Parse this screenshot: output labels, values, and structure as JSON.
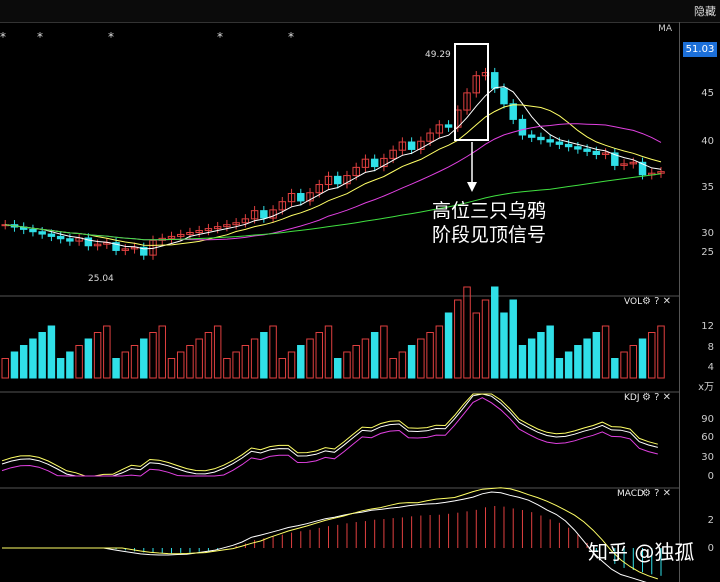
{
  "toolbar": {
    "hide_label": "隐藏"
  },
  "main_panel": {
    "indicator_label": "MA",
    "current_price": "51.03",
    "y_axis_ticks": [
      "45",
      "40",
      "35",
      "30",
      "25"
    ],
    "high_label": "49.29",
    "low_label": "25.04",
    "annotation_line1": "高位三只乌鸦",
    "annotation_line2": "阶段见顶信号"
  },
  "vol_panel": {
    "title": "VOL",
    "y_axis_ticks": [
      "12",
      "8",
      "4"
    ],
    "unit": "x万"
  },
  "kdj_panel": {
    "title": "KDJ",
    "y_axis_ticks": [
      "90",
      "60",
      "30",
      "0"
    ]
  },
  "macd_panel": {
    "title": "MACD",
    "y_axis_ticks": [
      "2",
      "0"
    ]
  },
  "watermark": "知乎 @独孤",
  "colors": {
    "up": "#e04040",
    "down": "#30e0e8",
    "ma5": "#ffffff",
    "ma10": "#ffff66",
    "ma20": "#e040e0",
    "ma60": "#40e040",
    "ma120": "#c0c070"
  },
  "icons": [
    "gear-icon",
    "help-icon",
    "close-icon"
  ]
}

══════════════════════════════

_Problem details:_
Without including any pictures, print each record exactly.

_Written response:_
Parse this screenshot: output labels, values, and structure as JSON.
{
  "toolbar": {
    "hide_label": "隐藏"
  },
  "main_panel": {
    "indicator_label": "MA",
    "current_price": "51.03",
    "y_axis_ticks": [
      "45",
      "40",
      "35",
      "30",
      "25"
    ],
    "high_label": "49.29",
    "low_label": "25.04",
    "annotation_line1": "高位三只乌鸦",
    "annotation_line2": "阶段见顶信号"
  },
  "vol_panel": {
    "title": "VOL",
    "y_axis_ticks": [
      "12",
      "8",
      "4"
    ],
    "unit": "x万"
  },
  "kdj_panel": {
    "title": "KDJ",
    "y_axis_ticks": [
      "90",
      "60",
      "30",
      "0"
    ]
  },
  "macd_panel": {
    "title": "MACD",
    "y_axis_ticks": [
      "2",
      "0"
    ]
  },
  "watermark": "知乎 @独孤",
  "colors": {
    "up": "#e04040",
    "down": "#30e0e8",
    "ma5": "#ffffff",
    "ma10": "#ffff66",
    "ma20": "#e040e0",
    "ma60": "#40e040",
    "ma120": "#c0c070"
  },
  "icons": [
    "gear-icon",
    "help-icon",
    "close-icon"
  ]
}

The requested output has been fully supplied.